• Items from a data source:
↓↓↓
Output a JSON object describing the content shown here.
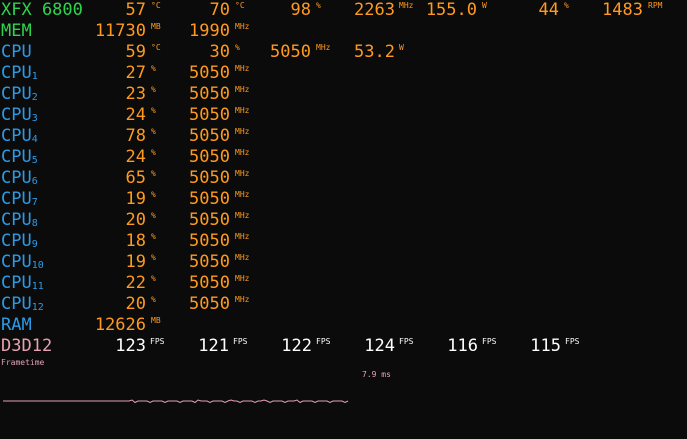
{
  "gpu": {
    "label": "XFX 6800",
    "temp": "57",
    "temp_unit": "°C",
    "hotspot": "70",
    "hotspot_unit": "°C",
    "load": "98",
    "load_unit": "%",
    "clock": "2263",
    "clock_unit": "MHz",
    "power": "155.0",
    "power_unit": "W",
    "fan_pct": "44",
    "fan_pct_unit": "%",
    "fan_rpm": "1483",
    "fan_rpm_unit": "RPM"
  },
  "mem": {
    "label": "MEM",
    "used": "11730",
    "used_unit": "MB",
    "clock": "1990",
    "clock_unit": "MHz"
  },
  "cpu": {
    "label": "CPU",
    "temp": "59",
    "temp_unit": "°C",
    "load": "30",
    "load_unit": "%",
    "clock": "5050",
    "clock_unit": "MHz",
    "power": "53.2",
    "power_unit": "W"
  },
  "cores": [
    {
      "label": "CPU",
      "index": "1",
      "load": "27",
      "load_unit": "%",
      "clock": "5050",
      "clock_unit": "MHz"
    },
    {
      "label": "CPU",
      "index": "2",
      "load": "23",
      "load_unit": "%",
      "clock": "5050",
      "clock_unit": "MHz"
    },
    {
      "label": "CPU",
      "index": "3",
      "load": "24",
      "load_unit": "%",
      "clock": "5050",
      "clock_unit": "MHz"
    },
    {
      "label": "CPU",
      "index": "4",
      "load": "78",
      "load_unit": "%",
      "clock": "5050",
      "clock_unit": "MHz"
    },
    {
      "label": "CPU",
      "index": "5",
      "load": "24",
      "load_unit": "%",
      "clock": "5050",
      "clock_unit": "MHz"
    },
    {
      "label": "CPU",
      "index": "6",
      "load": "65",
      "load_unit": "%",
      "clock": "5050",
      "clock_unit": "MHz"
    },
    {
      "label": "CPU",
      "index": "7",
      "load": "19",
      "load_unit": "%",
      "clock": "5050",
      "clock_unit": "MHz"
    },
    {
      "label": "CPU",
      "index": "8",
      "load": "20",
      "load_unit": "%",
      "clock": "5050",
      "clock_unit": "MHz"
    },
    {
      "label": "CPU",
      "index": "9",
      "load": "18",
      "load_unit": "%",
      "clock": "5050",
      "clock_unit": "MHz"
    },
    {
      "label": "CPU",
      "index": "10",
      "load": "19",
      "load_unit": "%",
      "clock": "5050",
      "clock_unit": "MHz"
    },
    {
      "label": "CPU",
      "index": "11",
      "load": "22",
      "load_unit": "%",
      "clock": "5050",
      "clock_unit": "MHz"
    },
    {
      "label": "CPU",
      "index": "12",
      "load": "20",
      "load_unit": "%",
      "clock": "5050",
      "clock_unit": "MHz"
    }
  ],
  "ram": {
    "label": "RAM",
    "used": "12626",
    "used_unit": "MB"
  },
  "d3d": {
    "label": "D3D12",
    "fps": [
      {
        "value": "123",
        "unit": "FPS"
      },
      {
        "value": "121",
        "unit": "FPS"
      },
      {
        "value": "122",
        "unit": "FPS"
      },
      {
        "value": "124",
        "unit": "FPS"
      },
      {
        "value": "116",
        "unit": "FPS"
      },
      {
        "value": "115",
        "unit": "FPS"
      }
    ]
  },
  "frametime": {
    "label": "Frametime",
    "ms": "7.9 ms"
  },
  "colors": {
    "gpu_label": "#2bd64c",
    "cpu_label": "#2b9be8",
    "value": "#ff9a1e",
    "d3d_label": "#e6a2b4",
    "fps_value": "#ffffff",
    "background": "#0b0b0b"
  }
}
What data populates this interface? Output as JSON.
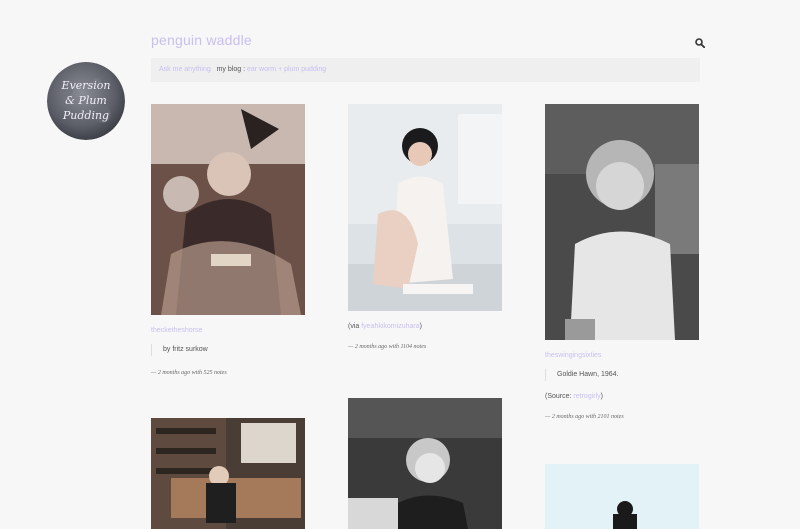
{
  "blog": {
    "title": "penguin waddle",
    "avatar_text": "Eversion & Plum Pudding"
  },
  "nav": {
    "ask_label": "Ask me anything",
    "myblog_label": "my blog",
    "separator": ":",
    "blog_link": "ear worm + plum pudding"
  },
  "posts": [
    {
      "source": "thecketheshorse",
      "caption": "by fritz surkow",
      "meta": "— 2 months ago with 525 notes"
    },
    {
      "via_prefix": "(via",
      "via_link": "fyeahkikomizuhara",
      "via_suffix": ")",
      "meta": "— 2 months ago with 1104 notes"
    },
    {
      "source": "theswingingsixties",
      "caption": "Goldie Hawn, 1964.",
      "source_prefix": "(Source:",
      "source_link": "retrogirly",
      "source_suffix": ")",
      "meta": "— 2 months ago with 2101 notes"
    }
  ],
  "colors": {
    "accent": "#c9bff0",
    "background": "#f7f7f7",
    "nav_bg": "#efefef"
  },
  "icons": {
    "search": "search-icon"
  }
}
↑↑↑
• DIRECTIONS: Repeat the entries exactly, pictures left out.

• TASK OUTPUT:
Output a JSON object describing the content shown here.
{
  "gpu": {
    "label": "XFX 6800",
    "temp": "57",
    "temp_unit": "°C",
    "hotspot": "70",
    "hotspot_unit": "°C",
    "load": "98",
    "load_unit": "%",
    "clock": "2263",
    "clock_unit": "MHz",
    "power": "155.0",
    "power_unit": "W",
    "fan_pct": "44",
    "fan_pct_unit": "%",
    "fan_rpm": "1483",
    "fan_rpm_unit": "RPM"
  },
  "mem": {
    "label": "MEM",
    "used": "11730",
    "used_unit": "MB",
    "clock": "1990",
    "clock_unit": "MHz"
  },
  "cpu": {
    "label": "CPU",
    "temp": "59",
    "temp_unit": "°C",
    "load": "30",
    "load_unit": "%",
    "clock": "5050",
    "clock_unit": "MHz",
    "power": "53.2",
    "power_unit": "W"
  },
  "cores": [
    {
      "label": "CPU",
      "index": "1",
      "load": "27",
      "load_unit": "%",
      "clock": "5050",
      "clock_unit": "MHz"
    },
    {
      "label": "CPU",
      "index": "2",
      "load": "23",
      "load_unit": "%",
      "clock": "5050",
      "clock_unit": "MHz"
    },
    {
      "label": "CPU",
      "index": "3",
      "load": "24",
      "load_unit": "%",
      "clock": "5050",
      "clock_unit": "MHz"
    },
    {
      "label": "CPU",
      "index": "4",
      "load": "78",
      "load_unit": "%",
      "clock": "5050",
      "clock_unit": "MHz"
    },
    {
      "label": "CPU",
      "index": "5",
      "load": "24",
      "load_unit": "%",
      "clock": "5050",
      "clock_unit": "MHz"
    },
    {
      "label": "CPU",
      "index": "6",
      "load": "65",
      "load_unit": "%",
      "clock": "5050",
      "clock_unit": "MHz"
    },
    {
      "label": "CPU",
      "index": "7",
      "load": "19",
      "load_unit": "%",
      "clock": "5050",
      "clock_unit": "MHz"
    },
    {
      "label": "CPU",
      "index": "8",
      "load": "20",
      "load_unit": "%",
      "clock": "5050",
      "clock_unit": "MHz"
    },
    {
      "label": "CPU",
      "index": "9",
      "load": "18",
      "load_unit": "%",
      "clock": "5050",
      "clock_unit": "MHz"
    },
    {
      "label": "CPU",
      "index": "10",
      "load": "19",
      "load_unit": "%",
      "clock": "5050",
      "clock_unit": "MHz"
    },
    {
      "label": "CPU",
      "index": "11",
      "load": "22",
      "load_unit": "%",
      "clock": "5050",
      "clock_unit": "MHz"
    },
    {
      "label": "CPU",
      "index": "12",
      "load": "20",
      "load_unit": "%",
      "clock": "5050",
      "clock_unit": "MHz"
    }
  ],
  "ram": {
    "label": "RAM",
    "used": "12626",
    "used_unit": "MB"
  },
  "d3d": {
    "label": "D3D12",
    "fps": [
      {
        "value": "123",
        "unit": "FPS"
      },
      {
        "value": "121",
        "unit": "FPS"
      },
      {
        "value": "122",
        "unit": "FPS"
      },
      {
        "value": "124",
        "unit": "FPS"
      },
      {
        "value": "116",
        "unit": "FPS"
      },
      {
        "value": "115",
        "unit": "FPS"
      }
    ]
  },
  "frametime": {
    "label": "Frametime",
    "ms": "7.9 ms"
  },
  "colors": {
    "gpu_label": "#2bd64c",
    "cpu_label": "#2b9be8",
    "value": "#ff9a1e",
    "d3d_label": "#e6a2b4",
    "fps_value": "#ffffff",
    "background": "#0b0b0b"
  }
}
What data populates this interface? Output as JSON.
{
  "blog": {
    "title": "penguin waddle",
    "avatar_text": "Eversion & Plum Pudding"
  },
  "nav": {
    "ask_label": "Ask me anything",
    "myblog_label": "my blog",
    "separator": ":",
    "blog_link": "ear worm + plum pudding"
  },
  "posts": [
    {
      "source": "thecketheshorse",
      "caption": "by fritz surkow",
      "meta": "— 2 months ago with 525 notes"
    },
    {
      "via_prefix": "(via",
      "via_link": "fyeahkikomizuhara",
      "via_suffix": ")",
      "meta": "— 2 months ago with 1104 notes"
    },
    {
      "source": "theswingingsixties",
      "caption": "Goldie Hawn, 1964.",
      "source_prefix": "(Source:",
      "source_link": "retrogirly",
      "source_suffix": ")",
      "meta": "— 2 months ago with 2101 notes"
    }
  ],
  "colors": {
    "accent": "#c9bff0",
    "background": "#f7f7f7",
    "nav_bg": "#efefef"
  },
  "icons": {
    "search": "search-icon"
  }
}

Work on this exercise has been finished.